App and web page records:
━━━━━━

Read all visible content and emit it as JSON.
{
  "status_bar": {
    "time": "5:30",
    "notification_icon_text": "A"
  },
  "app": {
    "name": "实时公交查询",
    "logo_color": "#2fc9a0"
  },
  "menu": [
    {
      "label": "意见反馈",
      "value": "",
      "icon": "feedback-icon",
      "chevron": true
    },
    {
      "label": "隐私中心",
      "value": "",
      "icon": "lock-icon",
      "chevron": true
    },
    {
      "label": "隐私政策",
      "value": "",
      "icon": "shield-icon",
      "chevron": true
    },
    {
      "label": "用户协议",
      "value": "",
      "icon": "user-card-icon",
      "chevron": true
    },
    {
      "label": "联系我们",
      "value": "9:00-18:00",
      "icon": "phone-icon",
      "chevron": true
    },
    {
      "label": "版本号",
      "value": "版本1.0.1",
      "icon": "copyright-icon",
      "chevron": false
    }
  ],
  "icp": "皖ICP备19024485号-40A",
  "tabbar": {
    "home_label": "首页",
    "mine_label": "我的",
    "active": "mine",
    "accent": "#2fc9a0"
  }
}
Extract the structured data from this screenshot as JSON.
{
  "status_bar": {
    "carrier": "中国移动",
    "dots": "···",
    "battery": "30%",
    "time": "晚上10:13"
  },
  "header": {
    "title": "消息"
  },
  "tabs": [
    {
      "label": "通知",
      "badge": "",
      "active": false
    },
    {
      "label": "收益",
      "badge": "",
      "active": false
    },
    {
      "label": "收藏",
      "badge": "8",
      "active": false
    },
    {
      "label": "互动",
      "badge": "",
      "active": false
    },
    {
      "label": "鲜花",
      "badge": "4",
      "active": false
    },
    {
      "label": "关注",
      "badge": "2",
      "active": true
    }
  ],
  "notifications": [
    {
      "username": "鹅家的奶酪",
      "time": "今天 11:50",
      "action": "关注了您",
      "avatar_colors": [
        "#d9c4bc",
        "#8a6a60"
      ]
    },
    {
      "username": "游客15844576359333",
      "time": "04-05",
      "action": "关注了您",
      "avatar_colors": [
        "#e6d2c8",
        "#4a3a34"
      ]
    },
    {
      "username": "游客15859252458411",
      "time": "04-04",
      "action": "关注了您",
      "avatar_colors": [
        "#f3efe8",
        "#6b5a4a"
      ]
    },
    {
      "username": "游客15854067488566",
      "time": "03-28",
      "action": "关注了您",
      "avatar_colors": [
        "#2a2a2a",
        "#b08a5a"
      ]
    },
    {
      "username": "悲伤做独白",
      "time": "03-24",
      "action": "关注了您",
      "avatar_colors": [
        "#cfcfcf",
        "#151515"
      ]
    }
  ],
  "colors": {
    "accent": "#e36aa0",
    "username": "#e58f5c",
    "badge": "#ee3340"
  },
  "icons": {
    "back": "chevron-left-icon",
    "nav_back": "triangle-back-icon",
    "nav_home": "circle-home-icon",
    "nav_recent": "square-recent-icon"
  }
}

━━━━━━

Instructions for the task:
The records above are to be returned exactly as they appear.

Answer box:
Read all visible content and emit it as JSON.
{
  "status_bar": {
    "time": "5:30",
    "notification_icon_text": "A"
  },
  "app": {
    "name": "实时公交查询",
    "logo_color": "#2fc9a0"
  },
  "menu": [
    {
      "label": "意见反馈",
      "value": "",
      "icon": "feedback-icon",
      "chevron": true
    },
    {
      "label": "隐私中心",
      "value": "",
      "icon": "lock-icon",
      "chevron": true
    },
    {
      "label": "隐私政策",
      "value": "",
      "icon": "shield-icon",
      "chevron": true
    },
    {
      "label": "用户协议",
      "value": "",
      "icon": "user-card-icon",
      "chevron": true
    },
    {
      "label": "联系我们",
      "value": "9:00-18:00",
      "icon": "phone-icon",
      "chevron": true
    },
    {
      "label": "版本号",
      "value": "版本1.0.1",
      "icon": "copyright-icon",
      "chevron": false
    }
  ],
  "icp": "皖ICP备19024485号-40A",
  "tabbar": {
    "home_label": "首页",
    "mine_label": "我的",
    "active": "mine",
    "accent": "#2fc9a0"
  }
}
Extract the structured data from this screenshot as JSON.
{
  "status_bar": {
    "carrier": "中国移动",
    "dots": "···",
    "battery": "30%",
    "time": "晚上10:13"
  },
  "header": {
    "title": "消息"
  },
  "tabs": [
    {
      "label": "通知",
      "badge": "",
      "active": false
    },
    {
      "label": "收益",
      "badge": "",
      "active": false
    },
    {
      "label": "收藏",
      "badge": "8",
      "active": false
    },
    {
      "label": "互动",
      "badge": "",
      "active": false
    },
    {
      "label": "鲜花",
      "badge": "4",
      "active": false
    },
    {
      "label": "关注",
      "badge": "2",
      "active": true
    }
  ],
  "notifications": [
    {
      "username": "鹅家的奶酪",
      "time": "今天 11:50",
      "action": "关注了您",
      "avatar_colors": [
        "#d9c4bc",
        "#8a6a60"
      ]
    },
    {
      "username": "游客15844576359333",
      "time": "04-05",
      "action": "关注了您",
      "avatar_colors": [
        "#e6d2c8",
        "#4a3a34"
      ]
    },
    {
      "username": "游客15859252458411",
      "time": "04-04",
      "action": "关注了您",
      "avatar_colors": [
        "#f3efe8",
        "#6b5a4a"
      ]
    },
    {
      "username": "游客15854067488566",
      "time": "03-28",
      "action": "关注了您",
      "avatar_colors": [
        "#2a2a2a",
        "#b08a5a"
      ]
    },
    {
      "username": "悲伤做独白",
      "time": "03-24",
      "action": "关注了您",
      "avatar_colors": [
        "#cfcfcf",
        "#151515"
      ]
    }
  ],
  "colors": {
    "accent": "#e36aa0",
    "username": "#e58f5c",
    "badge": "#ee3340"
  },
  "icons": {
    "back": "chevron-left-icon",
    "nav_back": "triangle-back-icon",
    "nav_home": "circle-home-icon",
    "nav_recent": "square-recent-icon"
  }
}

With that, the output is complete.